[WORK TO COMPLETE] Write only the number of lines below in which "true" occurs.

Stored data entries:

______________________________

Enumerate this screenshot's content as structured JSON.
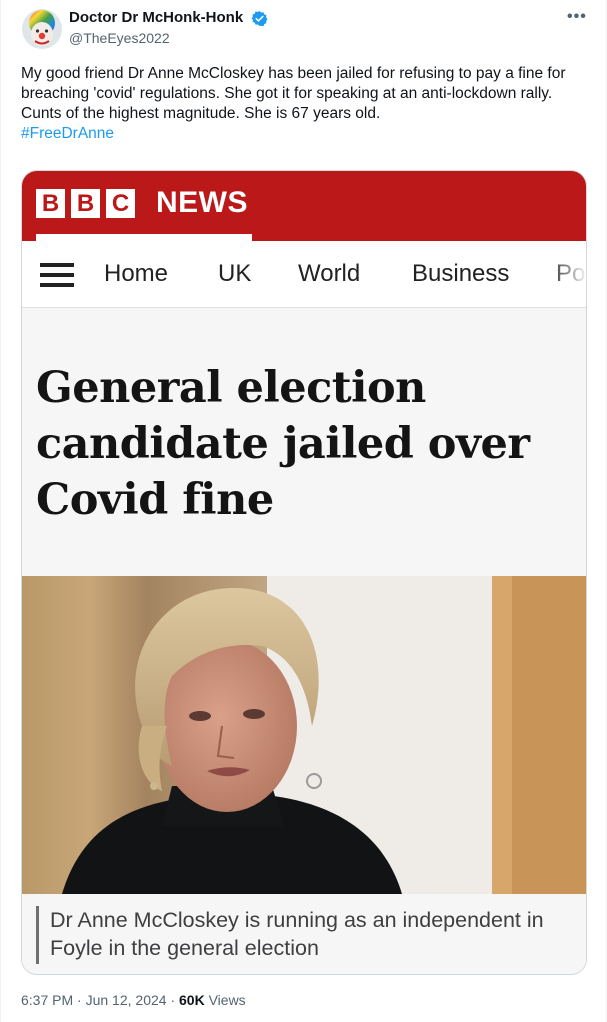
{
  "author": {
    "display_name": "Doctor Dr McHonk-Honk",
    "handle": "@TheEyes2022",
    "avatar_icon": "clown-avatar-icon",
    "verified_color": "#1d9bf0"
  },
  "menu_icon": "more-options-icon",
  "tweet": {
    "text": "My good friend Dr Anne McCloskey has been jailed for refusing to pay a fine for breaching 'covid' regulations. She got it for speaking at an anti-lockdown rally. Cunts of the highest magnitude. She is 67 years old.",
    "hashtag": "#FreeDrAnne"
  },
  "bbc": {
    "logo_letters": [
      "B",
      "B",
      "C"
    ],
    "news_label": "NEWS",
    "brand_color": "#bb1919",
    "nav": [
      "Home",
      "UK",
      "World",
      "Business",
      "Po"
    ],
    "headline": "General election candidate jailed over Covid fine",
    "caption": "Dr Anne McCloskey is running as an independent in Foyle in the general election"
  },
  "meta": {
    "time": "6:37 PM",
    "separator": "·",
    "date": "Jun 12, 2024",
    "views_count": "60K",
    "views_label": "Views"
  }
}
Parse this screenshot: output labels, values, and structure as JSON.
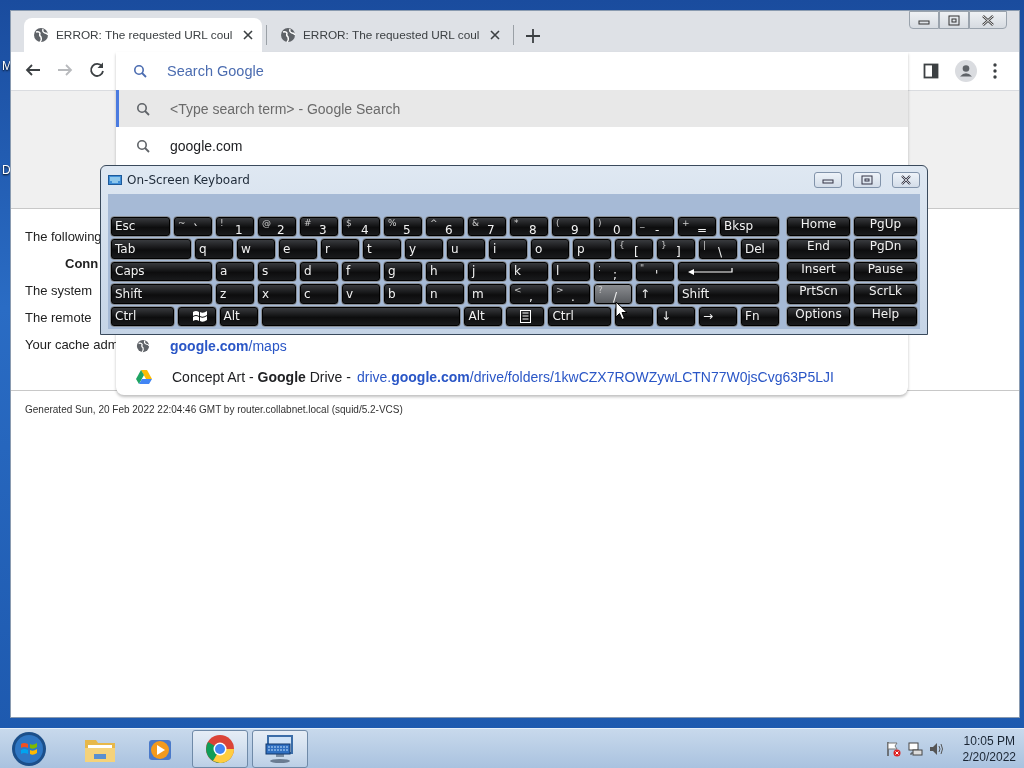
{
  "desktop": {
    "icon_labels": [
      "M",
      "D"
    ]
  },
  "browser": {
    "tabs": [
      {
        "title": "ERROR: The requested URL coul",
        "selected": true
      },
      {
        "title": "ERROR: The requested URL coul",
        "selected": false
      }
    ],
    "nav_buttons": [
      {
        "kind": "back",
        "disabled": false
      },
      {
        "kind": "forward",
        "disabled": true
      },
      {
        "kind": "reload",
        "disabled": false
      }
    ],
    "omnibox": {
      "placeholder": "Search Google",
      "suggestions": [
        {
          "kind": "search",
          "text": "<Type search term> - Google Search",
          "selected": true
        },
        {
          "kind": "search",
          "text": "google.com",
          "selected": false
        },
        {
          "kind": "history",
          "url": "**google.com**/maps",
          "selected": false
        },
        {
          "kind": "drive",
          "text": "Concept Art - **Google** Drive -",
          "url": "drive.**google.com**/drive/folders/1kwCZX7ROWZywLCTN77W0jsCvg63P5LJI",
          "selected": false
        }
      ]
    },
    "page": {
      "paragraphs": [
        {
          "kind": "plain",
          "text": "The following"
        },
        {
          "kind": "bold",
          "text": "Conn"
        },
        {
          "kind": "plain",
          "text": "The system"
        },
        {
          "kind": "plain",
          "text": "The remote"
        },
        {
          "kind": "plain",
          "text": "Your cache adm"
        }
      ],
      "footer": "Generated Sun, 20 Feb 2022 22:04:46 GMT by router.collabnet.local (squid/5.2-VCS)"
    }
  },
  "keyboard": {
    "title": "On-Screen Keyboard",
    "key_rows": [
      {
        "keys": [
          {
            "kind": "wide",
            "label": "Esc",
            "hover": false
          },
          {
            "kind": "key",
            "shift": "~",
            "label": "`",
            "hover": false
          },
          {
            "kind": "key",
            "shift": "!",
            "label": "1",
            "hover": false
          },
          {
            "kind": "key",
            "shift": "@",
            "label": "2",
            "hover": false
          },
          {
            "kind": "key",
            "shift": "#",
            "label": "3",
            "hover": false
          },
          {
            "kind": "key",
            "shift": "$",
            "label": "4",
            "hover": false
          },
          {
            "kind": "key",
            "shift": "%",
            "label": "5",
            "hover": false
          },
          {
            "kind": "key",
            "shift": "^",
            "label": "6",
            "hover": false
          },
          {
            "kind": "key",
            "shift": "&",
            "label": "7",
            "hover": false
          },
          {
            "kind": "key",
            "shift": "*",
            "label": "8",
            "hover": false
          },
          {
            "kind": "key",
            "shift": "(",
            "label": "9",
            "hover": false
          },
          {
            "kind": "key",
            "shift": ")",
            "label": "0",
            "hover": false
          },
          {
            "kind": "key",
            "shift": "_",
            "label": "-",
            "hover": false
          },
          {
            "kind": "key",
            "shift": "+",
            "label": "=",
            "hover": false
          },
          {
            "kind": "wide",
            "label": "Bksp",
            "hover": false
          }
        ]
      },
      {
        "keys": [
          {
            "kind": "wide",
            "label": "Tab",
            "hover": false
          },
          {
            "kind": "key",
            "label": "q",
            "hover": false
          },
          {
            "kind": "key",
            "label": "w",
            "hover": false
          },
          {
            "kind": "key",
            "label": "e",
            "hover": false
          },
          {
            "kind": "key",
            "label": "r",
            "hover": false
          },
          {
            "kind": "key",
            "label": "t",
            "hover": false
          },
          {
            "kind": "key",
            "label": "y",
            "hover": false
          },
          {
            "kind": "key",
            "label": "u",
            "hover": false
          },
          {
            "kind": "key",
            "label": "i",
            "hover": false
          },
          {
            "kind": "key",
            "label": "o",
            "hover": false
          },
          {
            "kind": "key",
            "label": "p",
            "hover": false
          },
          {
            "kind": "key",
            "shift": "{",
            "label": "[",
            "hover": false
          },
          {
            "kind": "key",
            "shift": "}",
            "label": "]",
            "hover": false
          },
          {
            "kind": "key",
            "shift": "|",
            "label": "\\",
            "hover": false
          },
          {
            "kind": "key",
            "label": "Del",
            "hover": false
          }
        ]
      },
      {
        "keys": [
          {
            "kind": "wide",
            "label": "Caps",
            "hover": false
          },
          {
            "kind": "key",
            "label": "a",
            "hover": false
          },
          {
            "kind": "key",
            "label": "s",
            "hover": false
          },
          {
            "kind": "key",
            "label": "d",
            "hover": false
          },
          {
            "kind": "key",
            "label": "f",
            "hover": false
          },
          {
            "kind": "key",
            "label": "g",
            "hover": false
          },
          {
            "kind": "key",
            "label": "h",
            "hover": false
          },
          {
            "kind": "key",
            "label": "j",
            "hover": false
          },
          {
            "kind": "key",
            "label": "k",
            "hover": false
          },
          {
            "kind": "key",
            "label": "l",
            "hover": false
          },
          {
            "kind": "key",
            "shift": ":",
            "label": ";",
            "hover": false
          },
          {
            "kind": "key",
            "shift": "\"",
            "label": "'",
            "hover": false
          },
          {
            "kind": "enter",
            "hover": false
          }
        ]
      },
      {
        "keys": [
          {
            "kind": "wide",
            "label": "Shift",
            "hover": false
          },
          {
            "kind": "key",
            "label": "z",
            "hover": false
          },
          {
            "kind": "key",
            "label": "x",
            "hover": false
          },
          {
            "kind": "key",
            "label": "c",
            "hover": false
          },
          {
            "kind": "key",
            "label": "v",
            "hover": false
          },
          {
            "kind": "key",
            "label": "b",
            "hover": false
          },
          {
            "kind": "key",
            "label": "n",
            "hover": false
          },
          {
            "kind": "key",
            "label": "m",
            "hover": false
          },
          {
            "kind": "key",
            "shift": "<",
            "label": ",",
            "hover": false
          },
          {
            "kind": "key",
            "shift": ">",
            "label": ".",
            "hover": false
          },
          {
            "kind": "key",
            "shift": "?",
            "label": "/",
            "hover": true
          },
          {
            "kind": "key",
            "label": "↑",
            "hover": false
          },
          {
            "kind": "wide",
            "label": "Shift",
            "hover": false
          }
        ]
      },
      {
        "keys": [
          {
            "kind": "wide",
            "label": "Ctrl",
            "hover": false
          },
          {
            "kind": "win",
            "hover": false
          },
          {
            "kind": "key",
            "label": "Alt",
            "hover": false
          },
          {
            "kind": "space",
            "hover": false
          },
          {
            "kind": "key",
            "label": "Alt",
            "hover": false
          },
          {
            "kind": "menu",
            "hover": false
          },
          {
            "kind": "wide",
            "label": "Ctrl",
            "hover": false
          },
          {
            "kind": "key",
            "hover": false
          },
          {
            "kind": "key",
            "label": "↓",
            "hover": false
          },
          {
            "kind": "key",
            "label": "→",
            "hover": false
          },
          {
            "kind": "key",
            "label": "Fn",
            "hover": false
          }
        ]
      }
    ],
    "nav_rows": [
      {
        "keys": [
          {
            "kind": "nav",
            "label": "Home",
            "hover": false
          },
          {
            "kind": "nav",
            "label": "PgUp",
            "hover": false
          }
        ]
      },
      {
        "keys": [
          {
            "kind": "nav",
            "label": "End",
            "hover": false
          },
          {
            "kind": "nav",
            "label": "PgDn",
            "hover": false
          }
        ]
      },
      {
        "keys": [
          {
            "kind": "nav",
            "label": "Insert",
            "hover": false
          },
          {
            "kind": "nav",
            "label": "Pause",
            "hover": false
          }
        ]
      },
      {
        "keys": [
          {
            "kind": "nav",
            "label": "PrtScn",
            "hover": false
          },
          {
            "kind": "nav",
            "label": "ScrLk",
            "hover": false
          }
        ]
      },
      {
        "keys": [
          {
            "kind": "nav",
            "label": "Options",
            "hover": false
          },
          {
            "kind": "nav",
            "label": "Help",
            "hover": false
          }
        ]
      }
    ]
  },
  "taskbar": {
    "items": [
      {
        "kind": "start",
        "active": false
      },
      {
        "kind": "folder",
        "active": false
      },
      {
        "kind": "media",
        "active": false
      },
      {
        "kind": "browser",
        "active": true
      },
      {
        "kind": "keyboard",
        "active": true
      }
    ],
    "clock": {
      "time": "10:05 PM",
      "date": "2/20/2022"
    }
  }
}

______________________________

[SOLVED PROBLEM] 6